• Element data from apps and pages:
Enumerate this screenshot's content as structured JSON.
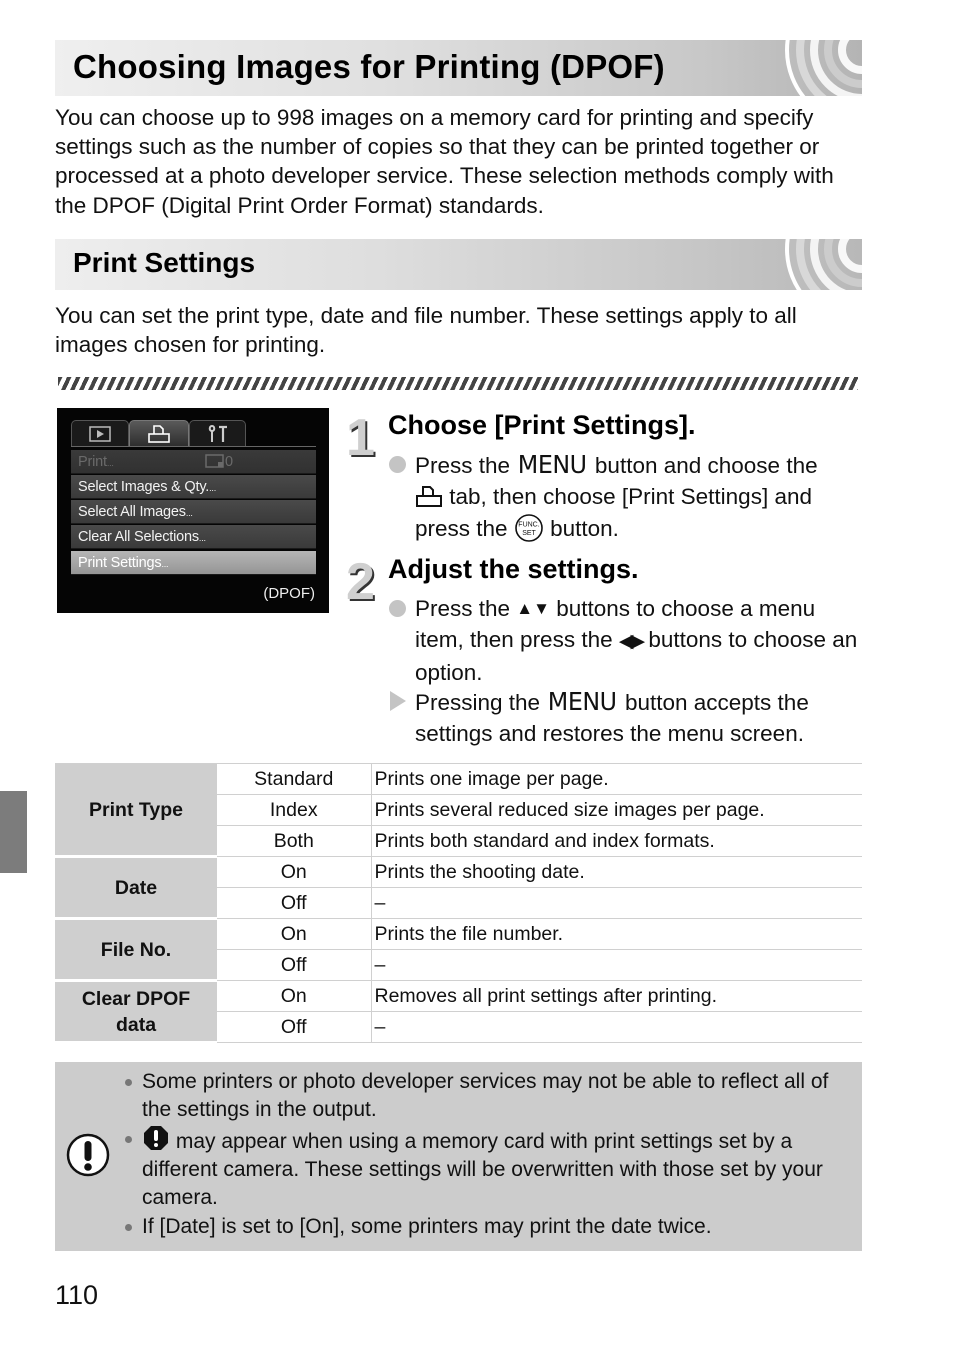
{
  "page": {
    "title": "Choosing Images for Printing (DPOF)",
    "intro": "You can choose up to 998 images on a memory card for printing and specify settings such as the number of copies so that they can be printed together or processed at a photo developer service. These selection methods comply with the DPOF (Digital Print Order Format) standards.",
    "section_title": "Print Settings",
    "section_intro": "You can set the print type, date and file number. These settings apply to all images chosen for printing.",
    "page_number": "110"
  },
  "camera_screen": {
    "tabs": [
      {
        "icon": "playback-icon",
        "active": false
      },
      {
        "icon": "print-icon",
        "active": true
      },
      {
        "icon": "tools-icon",
        "active": false
      }
    ],
    "menu_items": [
      {
        "label": "Print",
        "state": "disabled",
        "count": "0"
      },
      {
        "label": "Select Images & Qty.",
        "state": "normal"
      },
      {
        "label": "Select All Images",
        "state": "normal"
      },
      {
        "label": "Clear All Selections",
        "state": "normal"
      },
      {
        "label": "Print Settings",
        "state": "selected"
      }
    ],
    "ellipsis": "...",
    "footer_label": "(DPOF)"
  },
  "steps": [
    {
      "number": "1",
      "title": "Choose [Print Settings].",
      "bullets": [
        {
          "type": "dot",
          "parts": {
            "a": "Press the ",
            "menu": "MENU",
            "b": " button and choose the ",
            "c": " tab, then choose [Print Settings] and press the ",
            "d": " button."
          }
        }
      ]
    },
    {
      "number": "2",
      "title": "Adjust the settings.",
      "bullets": [
        {
          "type": "dot",
          "parts": {
            "a": "Press the ",
            "updown": "▲▼",
            "b": " buttons to choose a menu item, then press the ",
            "leftright": "◀▶",
            "c": " buttons to choose an option."
          }
        },
        {
          "type": "arrow",
          "parts": {
            "a": "Pressing the ",
            "menu": "MENU",
            "b": " button accepts the settings and restores the menu screen."
          }
        }
      ]
    }
  ],
  "settings_table": {
    "groups": [
      {
        "name": "Print Type",
        "rows": [
          {
            "option": "Standard",
            "description": "Prints one image per page."
          },
          {
            "option": "Index",
            "description": "Prints several reduced size images per page."
          },
          {
            "option": "Both",
            "description": "Prints both standard and index formats."
          }
        ]
      },
      {
        "name": "Date",
        "rows": [
          {
            "option": "On",
            "description": "Prints the shooting date."
          },
          {
            "option": "Off",
            "description": "–"
          }
        ]
      },
      {
        "name": "File No.",
        "rows": [
          {
            "option": "On",
            "description": "Prints the file number."
          },
          {
            "option": "Off",
            "description": "–"
          }
        ]
      },
      {
        "name": "Clear DPOF data",
        "name_lines": [
          "Clear DPOF",
          "data"
        ],
        "rows": [
          {
            "option": "On",
            "description": "Removes all print settings after printing."
          },
          {
            "option": "Off",
            "description": "–"
          }
        ]
      }
    ]
  },
  "caution": {
    "icon": "caution-icon",
    "items": [
      {
        "text": "Some printers or photo developer services may not be able to reflect all of the settings in the output."
      },
      {
        "icon": "warning-octagon-icon",
        "text": " may appear when using a memory card with print settings set by a different camera. These settings will be overwritten with those set by your camera."
      },
      {
        "text": "If [Date] is set to [On], some printers may print the date twice."
      }
    ]
  },
  "colors": {
    "header_gradient_start": "#efefef",
    "header_gradient_end": "#b4b4b4",
    "table_header_bg": "#cfcfcf",
    "caution_bg": "#cccccc",
    "side_tab": "#7c7c7c",
    "bullet_gray": "#c4c4c4"
  }
}
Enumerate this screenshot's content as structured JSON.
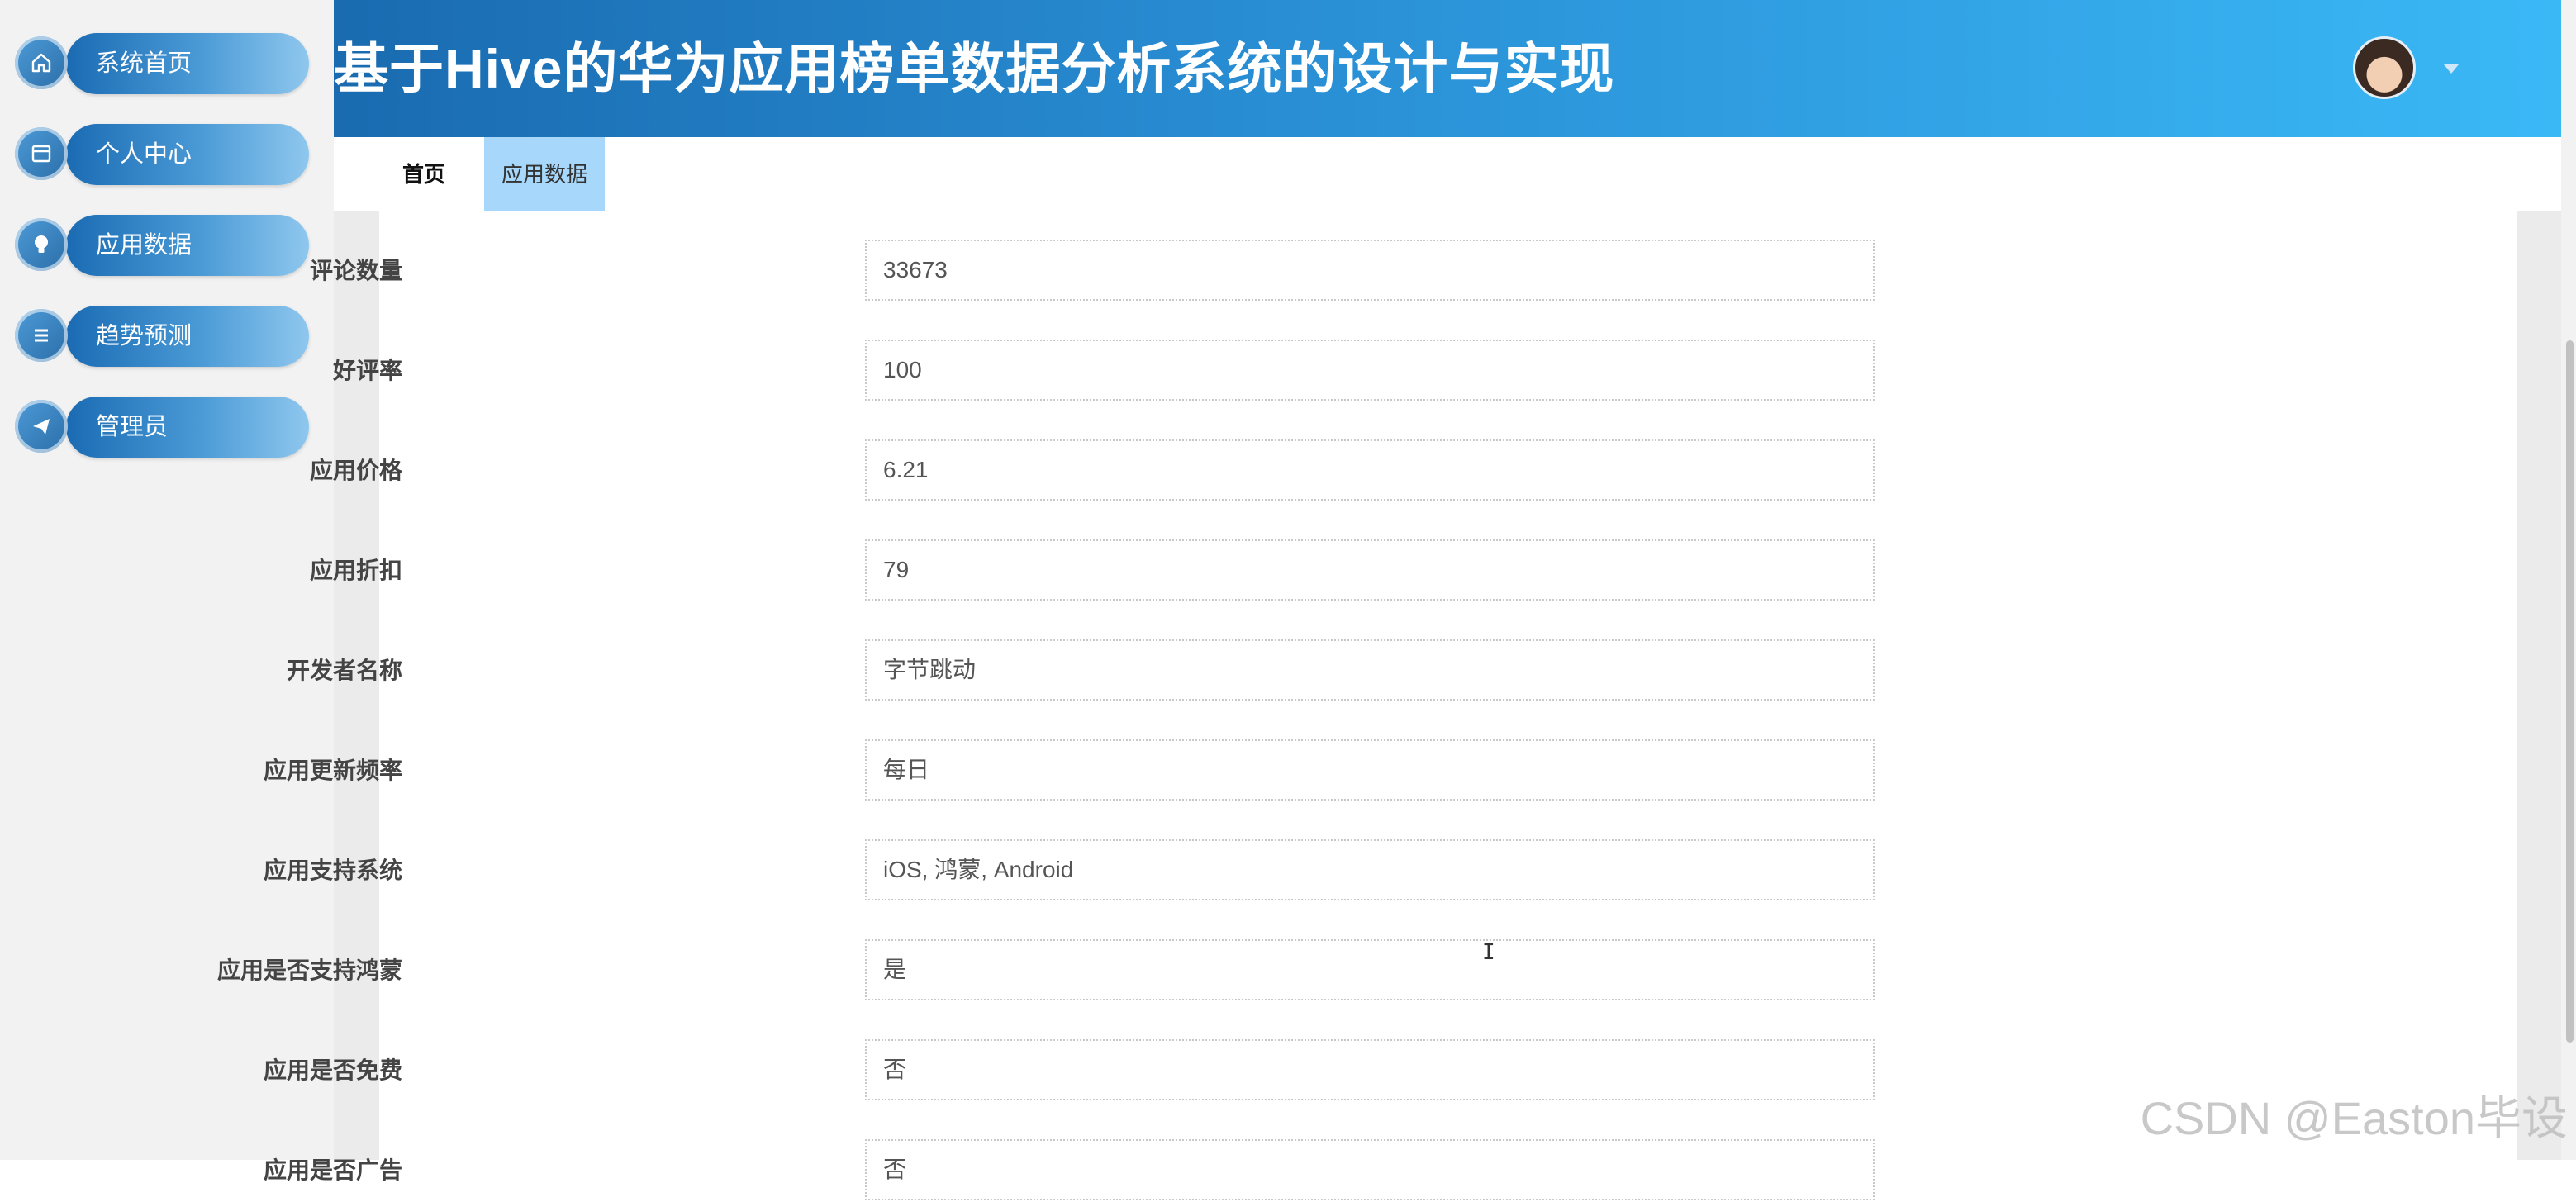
{
  "sidebar": {
    "items": [
      {
        "label": "系统首页",
        "icon": "home-icon"
      },
      {
        "label": "个人中心",
        "icon": "card-icon"
      },
      {
        "label": "应用数据",
        "icon": "bulb-icon"
      },
      {
        "label": "趋势预测",
        "icon": "list-icon"
      },
      {
        "label": "管理员",
        "icon": "send-icon"
      }
    ]
  },
  "header": {
    "title": "基于Hive的华为应用榜单数据分析系统的设计与实现",
    "avatar_icon": "user-avatar",
    "caret_icon": "caret-down-icon"
  },
  "tabs": [
    {
      "label": "首页",
      "active": false
    },
    {
      "label": "应用数据",
      "active": true
    }
  ],
  "form": {
    "fields": [
      {
        "label": "评论数量",
        "value": "33673"
      },
      {
        "label": "好评率",
        "value": "100"
      },
      {
        "label": "应用价格",
        "value": "6.21"
      },
      {
        "label": "应用折扣",
        "value": "79"
      },
      {
        "label": "开发者名称",
        "value": "字节跳动"
      },
      {
        "label": "应用更新频率",
        "value": "每日"
      },
      {
        "label": "应用支持系统",
        "value": "iOS, 鸿蒙, Android"
      },
      {
        "label": "应用是否支持鸿蒙",
        "value": "是"
      },
      {
        "label": "应用是否免费",
        "value": "否"
      },
      {
        "label": "应用是否广告",
        "value": "否"
      }
    ]
  },
  "cursor_glyph": "I",
  "watermark": "CSDN @Easton毕设",
  "colors": {
    "header_start": "#1a6bb0",
    "header_end": "#3ab8f6",
    "active_tab": "#a7d8fb",
    "sidebar_bg": "#f2f2f2"
  }
}
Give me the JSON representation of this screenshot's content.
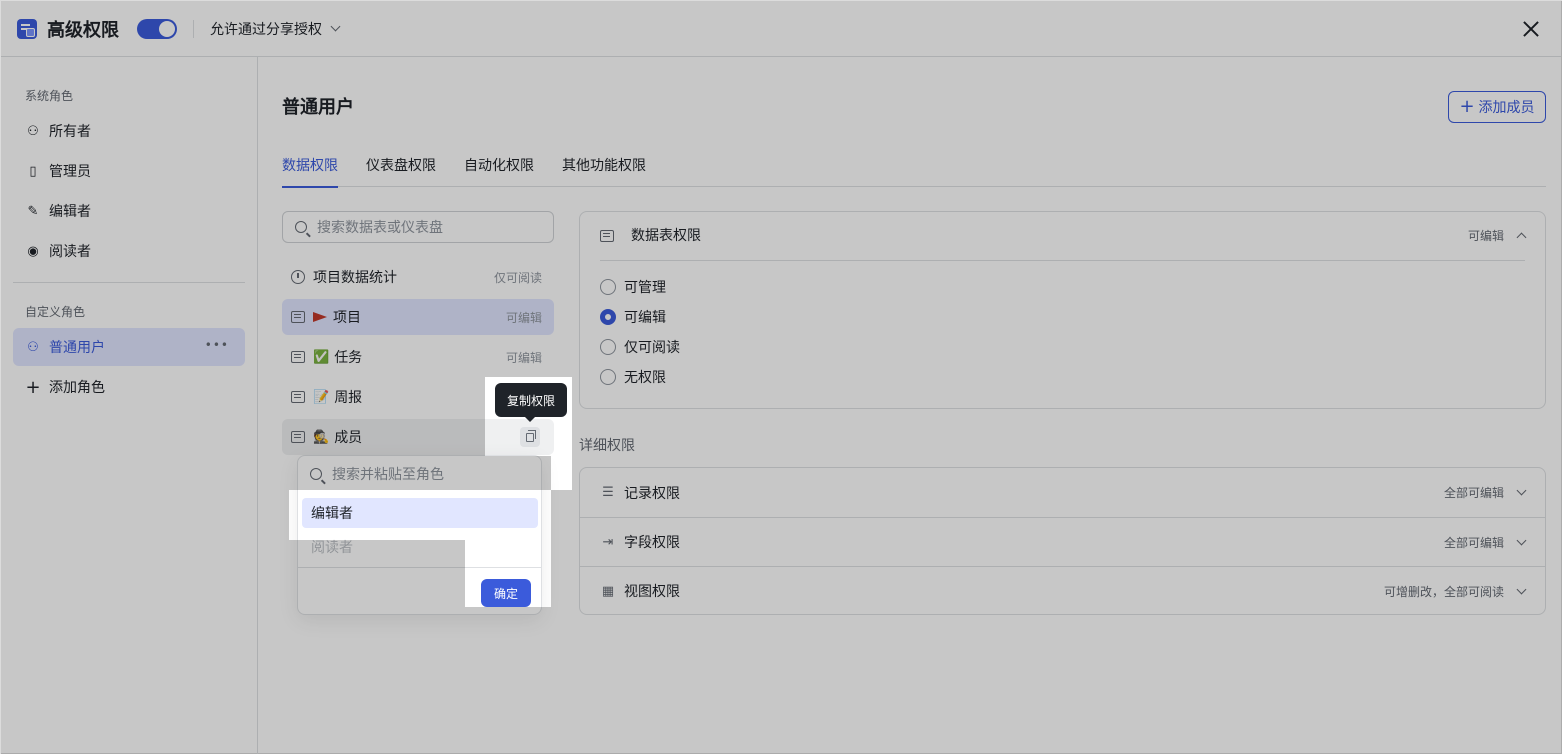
{
  "header": {
    "title": "高级权限",
    "toggle_on": true,
    "share_mode": "允许通过分享授权"
  },
  "sidebar": {
    "system_section": "系统角色",
    "system_roles": [
      {
        "label": "所有者",
        "icon": "owner-icon"
      },
      {
        "label": "管理员",
        "icon": "admin-icon"
      },
      {
        "label": "编辑者",
        "icon": "edit-icon"
      },
      {
        "label": "阅读者",
        "icon": "eye-icon"
      }
    ],
    "custom_section": "自定义角色",
    "custom_roles": [
      {
        "label": "普通用户",
        "icon": "user-icon",
        "active": true
      }
    ],
    "add_role": "添加角色"
  },
  "main": {
    "title": "普通用户",
    "add_member": "添加成员",
    "tabs": [
      "数据权限",
      "仪表盘权限",
      "自动化权限",
      "其他功能权限"
    ],
    "active_tab": 0,
    "search_placeholder": "搜索数据表或仪表盘",
    "tables": [
      {
        "name": "项目数据统计",
        "permission": "仅可阅读",
        "icon": "dashboard-icon"
      },
      {
        "name": "项目",
        "permission": "可编辑",
        "emoji": "red-flag-icon",
        "selected": true
      },
      {
        "name": "任务",
        "permission": "可编辑",
        "emoji": "✅"
      },
      {
        "name": "周报",
        "permission": "",
        "emoji": "📝"
      },
      {
        "name": "成员",
        "permission": "",
        "emoji": "🕵"
      }
    ],
    "tooltip": "复制权限",
    "copy_popover": {
      "search_placeholder": "搜索并粘贴至角色",
      "options": [
        {
          "label": "编辑者",
          "selected": true
        },
        {
          "label": "阅读者",
          "disabled": true
        }
      ],
      "confirm": "确定"
    }
  },
  "table_permission": {
    "title": "数据表权限",
    "status": "可编辑",
    "options": [
      "可管理",
      "可编辑",
      "仅可阅读",
      "无权限"
    ],
    "selected": 1
  },
  "detail": {
    "label": "详细权限",
    "rows": [
      {
        "name": "记录权限",
        "status": "全部可编辑",
        "icon": "list-icon"
      },
      {
        "name": "字段权限",
        "status": "全部可编辑",
        "icon": "field-icon"
      },
      {
        "name": "视图权限",
        "status": "可增删改，全部可阅读",
        "icon": "grid-icon"
      }
    ]
  },
  "colors": {
    "accent": "#3b5bdb",
    "selected_bg": "#e1e6ff",
    "tooltip_bg": "#1f2329"
  }
}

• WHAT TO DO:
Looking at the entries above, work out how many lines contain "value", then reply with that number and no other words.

• REPLY:
10